## [About this task]
Say how many of the lines below include the word "JSON". Only the number should be given.

## [Supplied data]

★ ★ ★

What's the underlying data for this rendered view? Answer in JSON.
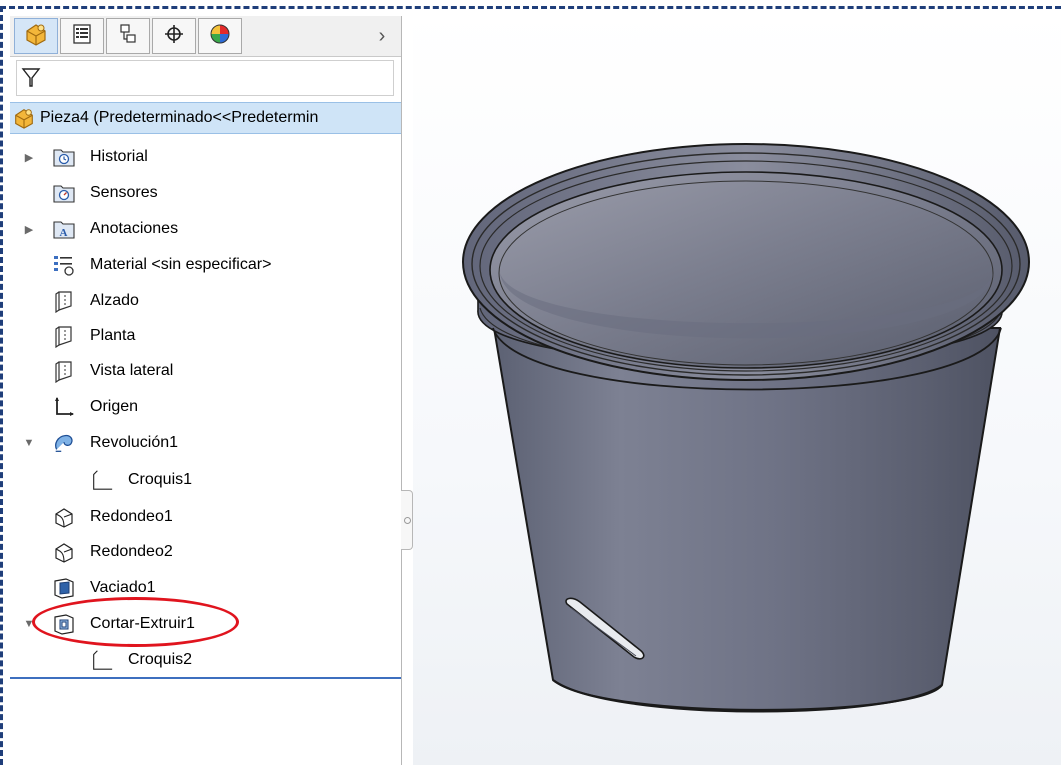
{
  "toolbar": {
    "tabs": [
      {
        "name": "featuremanager-tab-icon"
      },
      {
        "name": "propertymanager-tab-icon"
      },
      {
        "name": "configurationmanager-tab-icon"
      },
      {
        "name": "dimxpert-tab-icon"
      },
      {
        "name": "displaymanager-tab-icon"
      }
    ],
    "more_arrow": "›"
  },
  "root": {
    "label": "Pieza4  (Predeterminado<<Predetermin"
  },
  "tree": [
    {
      "label": "Historial",
      "icon": "history-folder-icon",
      "expand": "collapsed"
    },
    {
      "label": "Sensores",
      "icon": "sensors-folder-icon",
      "expand": "none"
    },
    {
      "label": "Anotaciones",
      "icon": "annotations-folder-icon",
      "expand": "collapsed"
    },
    {
      "label": "Material <sin especificar>",
      "icon": "material-icon",
      "expand": "none"
    },
    {
      "label": "Alzado",
      "icon": "plane-icon",
      "expand": "none"
    },
    {
      "label": "Planta",
      "icon": "plane-icon",
      "expand": "none"
    },
    {
      "label": "Vista lateral",
      "icon": "plane-icon",
      "expand": "none"
    },
    {
      "label": "Origen",
      "icon": "origin-icon",
      "expand": "none"
    },
    {
      "label": "Revolución1",
      "icon": "revolve-icon",
      "expand": "expanded"
    },
    {
      "label": "Croquis1",
      "icon": "sketch-icon",
      "expand": "none",
      "child": true
    },
    {
      "label": "Redondeo1",
      "icon": "fillet-icon",
      "expand": "none"
    },
    {
      "label": "Redondeo2",
      "icon": "fillet-icon",
      "expand": "none"
    },
    {
      "label": "Vaciado1",
      "icon": "shell-icon",
      "expand": "none"
    },
    {
      "label": "Cortar-Extruir1",
      "icon": "cut-extrude-icon",
      "expand": "expanded",
      "highlighted": true
    },
    {
      "label": "Croquis2",
      "icon": "sketch-icon",
      "expand": "none",
      "child": true
    }
  ],
  "colors": {
    "frame": "#1f3e7a",
    "highlight_ellipse": "#e0141e",
    "root_selection": "#cfe4f7",
    "model_body": "#6c7283"
  }
}
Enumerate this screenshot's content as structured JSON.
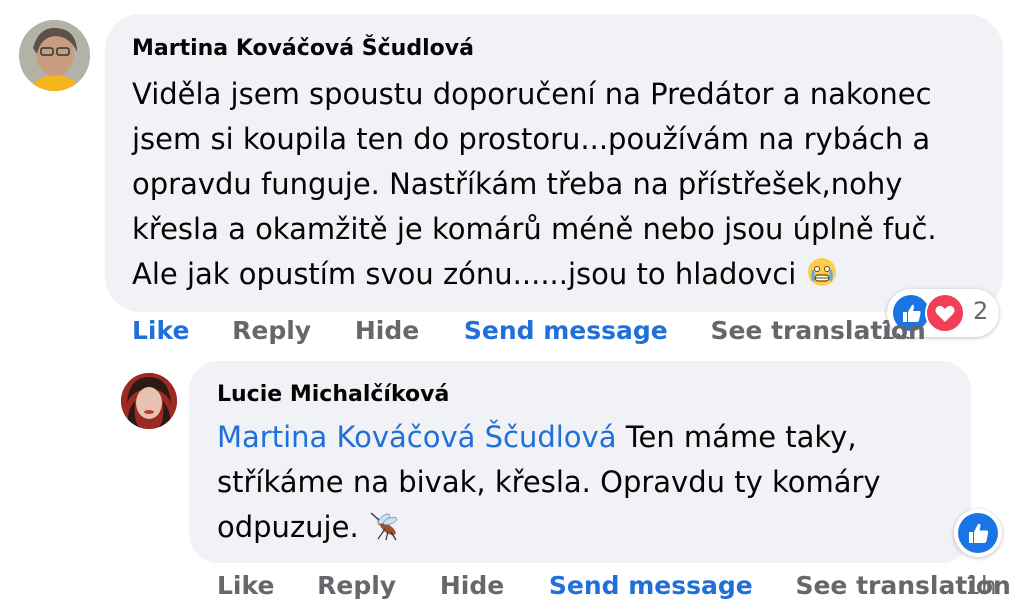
{
  "comment": {
    "author": "Martina Kováčová Ščudlová",
    "lines": [
      "Viděla jsem spoustu doporučení na Predátor a nakonec",
      "jsem si koupila ten do prostoru...používám na rybách a",
      "opravdu funguje. Nastříkám třeba na přístřešek,nohy",
      "křesla a okamžitě je komárů méně nebo jsou úplně fuč.",
      "Ale jak opustím svou zónu......jsou to hladovci"
    ],
    "emoji": "grimacing-tears-emoji",
    "reactions": {
      "count": "2",
      "types": [
        "like",
        "love"
      ]
    },
    "actions": {
      "like": "Like",
      "reply": "Reply",
      "hide": "Hide",
      "send_message": "Send message",
      "see_translation": "See translation",
      "time": "1d"
    }
  },
  "reply": {
    "author": "Lucie Michalčíková",
    "mention": "Martina Kováčová Ščudlová",
    "line1_rest": " Ten máme taky,",
    "line2": "stříkáme na bivak, křesla. Opravdu ty komáry",
    "line3": "odpuzuje. ",
    "emoji": "mosquito-emoji",
    "reactions": {
      "types": [
        "like"
      ]
    },
    "actions": {
      "like": "Like",
      "reply": "Reply",
      "hide": "Hide",
      "send_message": "Send message",
      "see_translation": "See translation",
      "time": "1h"
    }
  },
  "colors": {
    "bubble": "#f0f2f5",
    "link_blue": "#216fdb",
    "muted_grey": "#65676b",
    "like_blue": "#1b74e4",
    "love_red": "#f33e58"
  }
}
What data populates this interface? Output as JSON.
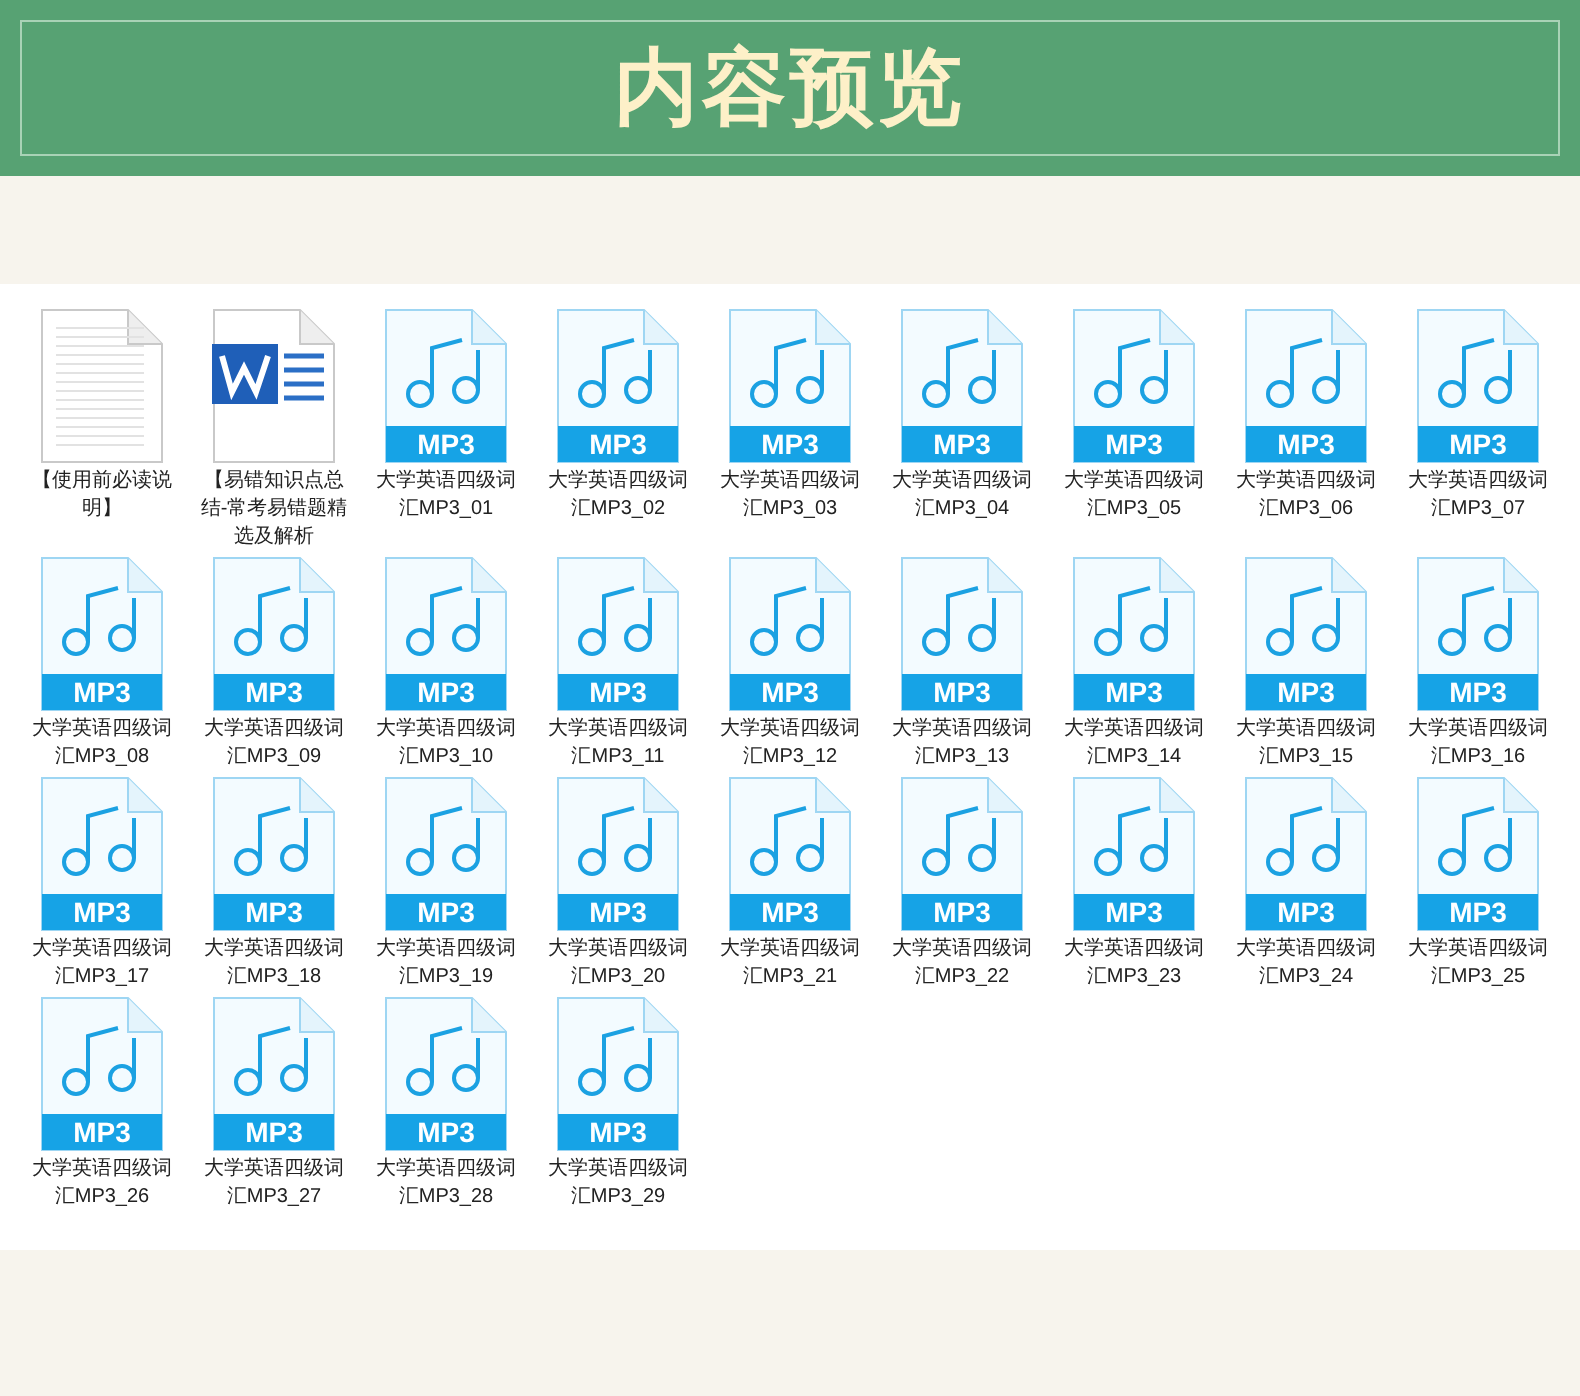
{
  "header": {
    "title": "内容预览"
  },
  "files": [
    {
      "kind": "blank",
      "label": "【使用前必读说明】"
    },
    {
      "kind": "word",
      "label": "【易错知识点总结-常考易错题精选及解析"
    },
    {
      "kind": "mp3",
      "badge": "MP3",
      "label": "大学英语四级词汇MP3_01"
    },
    {
      "kind": "mp3",
      "badge": "MP3",
      "label": "大学英语四级词汇MP3_02"
    },
    {
      "kind": "mp3",
      "badge": "MP3",
      "label": "大学英语四级词汇MP3_03"
    },
    {
      "kind": "mp3",
      "badge": "MP3",
      "label": "大学英语四级词汇MP3_04"
    },
    {
      "kind": "mp3",
      "badge": "MP3",
      "label": "大学英语四级词汇MP3_05"
    },
    {
      "kind": "mp3",
      "badge": "MP3",
      "label": "大学英语四级词汇MP3_06"
    },
    {
      "kind": "mp3",
      "badge": "MP3",
      "label": "大学英语四级词汇MP3_07"
    },
    {
      "kind": "mp3",
      "badge": "MP3",
      "label": "大学英语四级词汇MP3_08"
    },
    {
      "kind": "mp3",
      "badge": "MP3",
      "label": "大学英语四级词汇MP3_09"
    },
    {
      "kind": "mp3",
      "badge": "MP3",
      "label": "大学英语四级词汇MP3_10"
    },
    {
      "kind": "mp3",
      "badge": "MP3",
      "label": "大学英语四级词汇MP3_11"
    },
    {
      "kind": "mp3",
      "badge": "MP3",
      "label": "大学英语四级词汇MP3_12"
    },
    {
      "kind": "mp3",
      "badge": "MP3",
      "label": "大学英语四级词汇MP3_13"
    },
    {
      "kind": "mp3",
      "badge": "MP3",
      "label": "大学英语四级词汇MP3_14"
    },
    {
      "kind": "mp3",
      "badge": "MP3",
      "label": "大学英语四级词汇MP3_15"
    },
    {
      "kind": "mp3",
      "badge": "MP3",
      "label": "大学英语四级词汇MP3_16"
    },
    {
      "kind": "mp3",
      "badge": "MP3",
      "label": "大学英语四级词汇MP3_17"
    },
    {
      "kind": "mp3",
      "badge": "MP3",
      "label": "大学英语四级词汇MP3_18"
    },
    {
      "kind": "mp3",
      "badge": "MP3",
      "label": "大学英语四级词汇MP3_19"
    },
    {
      "kind": "mp3",
      "badge": "MP3",
      "label": "大学英语四级词汇MP3_20"
    },
    {
      "kind": "mp3",
      "badge": "MP3",
      "label": "大学英语四级词汇MP3_21"
    },
    {
      "kind": "mp3",
      "badge": "MP3",
      "label": "大学英语四级词汇MP3_22"
    },
    {
      "kind": "mp3",
      "badge": "MP3",
      "label": "大学英语四级词汇MP3_23"
    },
    {
      "kind": "mp3",
      "badge": "MP3",
      "label": "大学英语四级词汇MP3_24"
    },
    {
      "kind": "mp3",
      "badge": "MP3",
      "label": "大学英语四级词汇MP3_25"
    },
    {
      "kind": "mp3",
      "badge": "MP3",
      "label": "大学英语四级词汇MP3_26"
    },
    {
      "kind": "mp3",
      "badge": "MP3",
      "label": "大学英语四级词汇MP3_27"
    },
    {
      "kind": "mp3",
      "badge": "MP3",
      "label": "大学英语四级词汇MP3_28"
    },
    {
      "kind": "mp3",
      "badge": "MP3",
      "label": "大学英语四级词汇MP3_29"
    }
  ]
}
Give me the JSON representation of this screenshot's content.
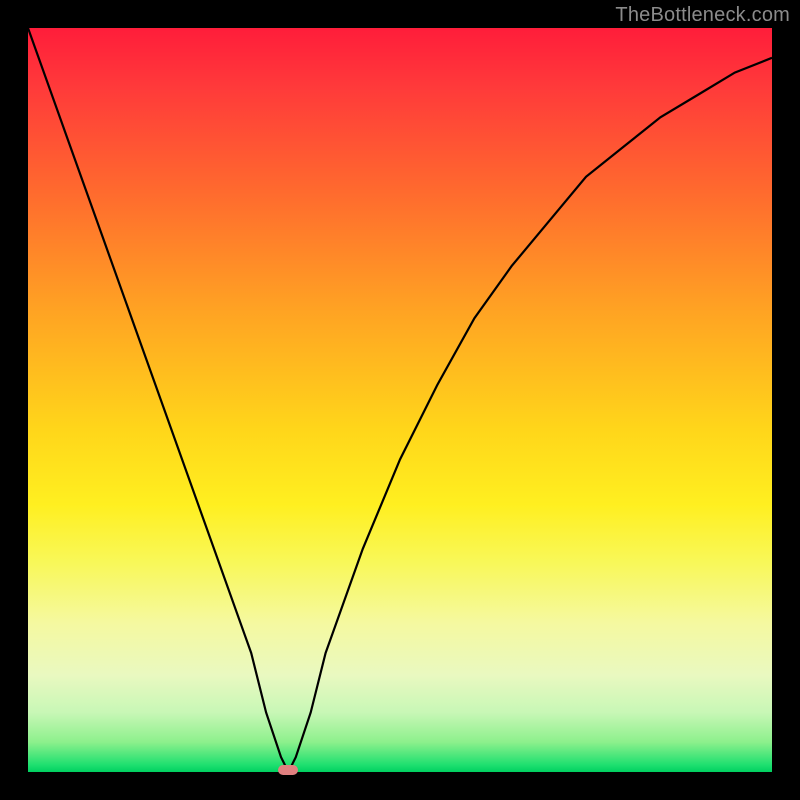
{
  "watermark": "TheBottleneck.com",
  "chart_data": {
    "type": "line",
    "title": "",
    "xlabel": "",
    "ylabel": "",
    "xlim": [
      0,
      100
    ],
    "ylim": [
      0,
      100
    ],
    "x": [
      0,
      5,
      10,
      15,
      20,
      25,
      30,
      32,
      34,
      35,
      36,
      38,
      40,
      45,
      50,
      55,
      60,
      65,
      70,
      75,
      80,
      85,
      90,
      95,
      100
    ],
    "values": [
      100,
      86,
      72,
      58,
      44,
      30,
      16,
      8,
      2,
      0,
      2,
      8,
      16,
      30,
      42,
      52,
      61,
      68,
      74,
      80,
      84,
      88,
      91,
      94,
      96
    ],
    "minimum_x": 35,
    "minimum_y": 0,
    "marker": {
      "x": 35,
      "y": 0,
      "color": "#e08080"
    },
    "background_gradient": {
      "top": "#ff1d3a",
      "mid": "#ffd61a",
      "bottom": "#00d060"
    }
  }
}
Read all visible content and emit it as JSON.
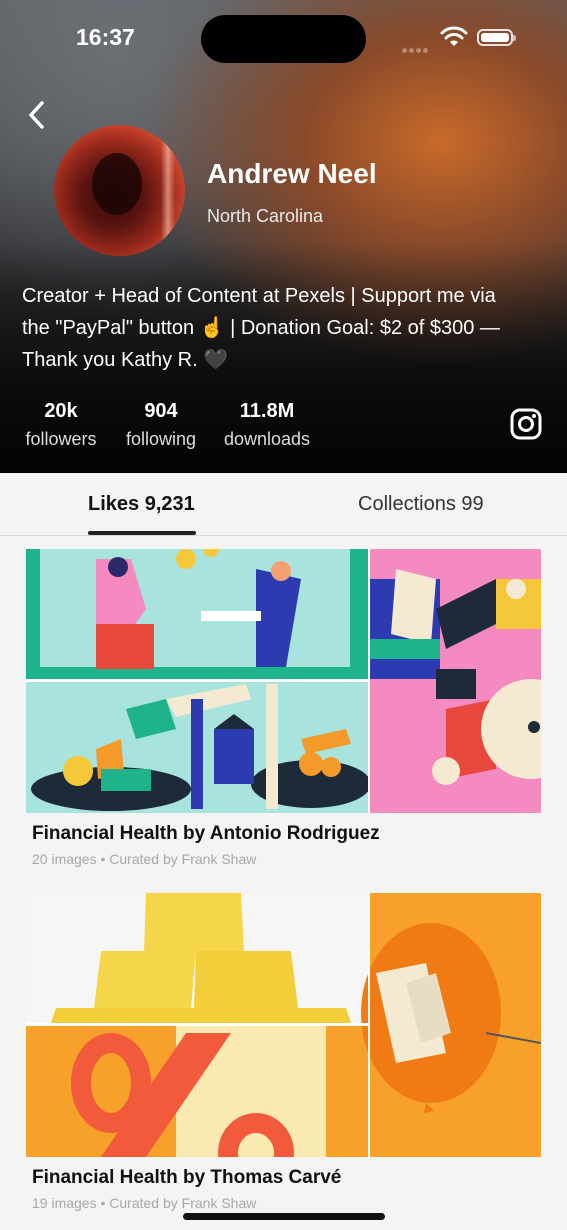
{
  "status_bar": {
    "time": "16:37"
  },
  "profile": {
    "name": "Andrew Neel",
    "location": "North Carolina",
    "bio_lines": [
      "Creator + Head of Content at Pexels  |  Support me via",
      "the \"PayPal\" button ☝️  |  Donation Goal: $2 of $300 —",
      "Thank you Kathy R. 🖤"
    ],
    "stats": [
      {
        "value": "20k",
        "label": "followers"
      },
      {
        "value": "904",
        "label": "following"
      },
      {
        "value": "11.8M",
        "label": "downloads"
      }
    ]
  },
  "tabs": [
    {
      "label": "Likes 9,231",
      "active": true
    },
    {
      "label": "Collections 99",
      "active": false
    }
  ],
  "collections": [
    {
      "title": "Financial Health by Antonio Rodriguez",
      "count": "20 images",
      "curator": "Curated by Frank Shaw"
    },
    {
      "title": "Financial Health by Thomas Carvé",
      "count": "19 images",
      "curator": "Curated by Frank Shaw"
    }
  ],
  "icons": {
    "back": "chevron-left-icon",
    "instagram": "instagram-icon",
    "wifi": "wifi-icon",
    "battery": "battery-icon"
  }
}
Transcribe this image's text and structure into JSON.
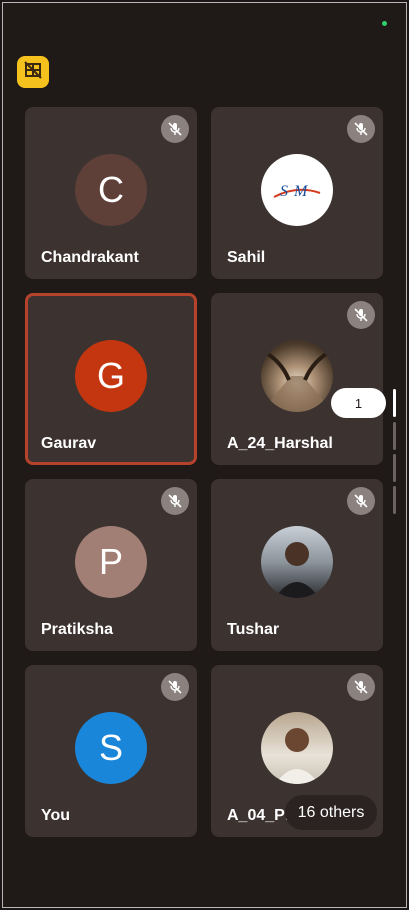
{
  "colors": {
    "accent_layout": "#f5c21d",
    "tile_bg": "#3c3331",
    "active_border": "#b5432b"
  },
  "participants": [
    {
      "name": "Chandrakant",
      "initial": "C",
      "avatar_color": "#5f4039",
      "muted": true
    },
    {
      "name": "Sahil",
      "initial": "",
      "avatar_logo": "SM",
      "muted": true
    },
    {
      "name": "Gaurav",
      "initial": "G",
      "avatar_color": "#c4360f",
      "muted": false,
      "speaking": true
    },
    {
      "name": "A_24_Harshal",
      "initial": "",
      "avatar_photo": "tree-tunnel-photo",
      "muted": true
    },
    {
      "name": "Pratiksha",
      "initial": "P",
      "avatar_color": "#a27f74",
      "muted": true
    },
    {
      "name": "Tushar",
      "initial": "",
      "avatar_photo": "person-photo",
      "muted": true
    },
    {
      "name": "You",
      "initial": "S",
      "avatar_color": "#1a86d9",
      "muted": true
    },
    {
      "name": "A_04_Pra",
      "initial": "",
      "avatar_photo": "person-photo",
      "muted": true
    }
  ],
  "page_indicator": "1",
  "others_label": "16 others",
  "logo_text": "SM"
}
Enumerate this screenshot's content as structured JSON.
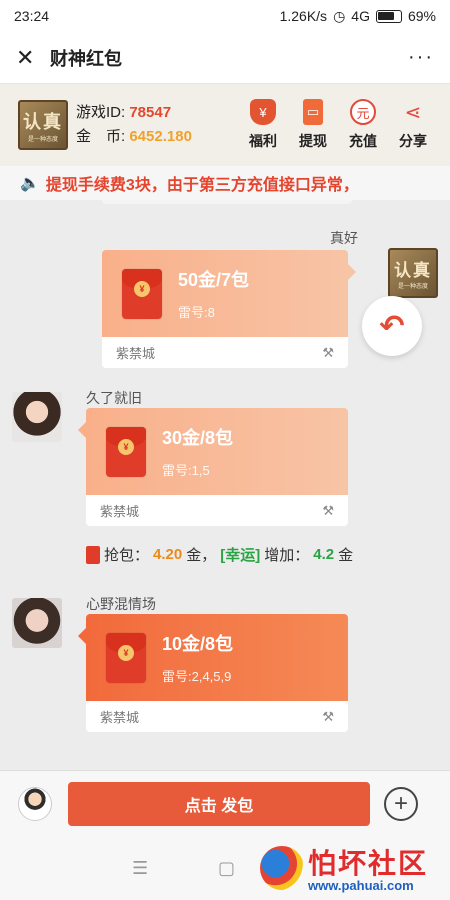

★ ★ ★

## [Response to this exercise]
7